Forces in New Orleans, Louisiana (Army of Louisiana) 22 February 1861-14 August 1861
Forces in Pensacola, Florida 7 March 1861-7 October 1861
First Grand Division (I Corps) Mississippi 5 March 1862-29 March 1862
Second Grand Division (II Corps) Mississippi 5 March 1862-29 March 1862
Left Wing Tennessee 19 September 1863-21 September 1863
Right Wing Tennessee 19 September 1863-21 September 1863
I Corps Mississippi #1 29 March 1862-15 August 1862
Right Wing (I Corps) Mississippi 15 August 1862-7 November 1862
I Corps Mississippi #2 7 November 1862-20 November 1862
I Corps Mississippi #3 7 December 1862-20 May 1863
I Corps Northern Virginia attached Tennessee 9 September 1863-7April 1864
I Corps Tennessee 20 November 1862-26 April 1865
II Corps Mississippi #1 29 March 1862-15 August 1862
Left Wing (II Corps) Mississippi 15 August 1862-7 November 1862
II Corps Mississippi #2 7 November 1862-20 November 1862
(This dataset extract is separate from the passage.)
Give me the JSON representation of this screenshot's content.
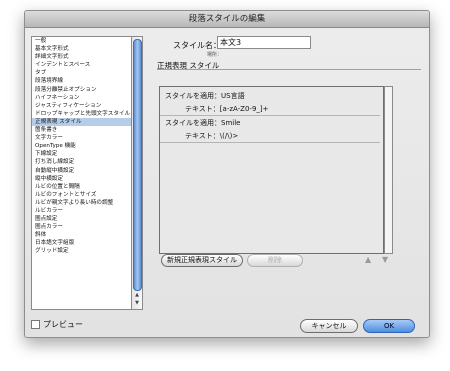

II Corps Mississippi #3 7 December 1862-20 May 1863
II Corps Tennessee 20 November 1862-26 April 1865
III Corps Mississippi #1 29 March 1862-15 August 1862
III Corps Mississippi #2 (Army of Kentucky) 13 October 1862-20 November 1862
Smith’s III Corps Tennessee (Army of Kentucky) 20 November 1862-23 December 1862
III Corps Tennessee #1 23 July 1863-31 October 1863
III Corps Tennessee #2 4 May 1864-26 April 1865
Cavalry Corps Tennessee 16 March 1863-22 February 1865
Reserve Corps Mississippi 6 March 1862-4 November 1862
Reserve Corps Tennessee 23 August 1863-4 November 1863
Reserve Forces of Alabama 30 April 1864-4 May 1865
Reserve Forces of Georgia 30 March 1864-26 April 1865
Reserve Forces of Mississippi 23 July 1864-4 May 1865
Reserve Forces of Tennessee 1 September 1864-4 May 1865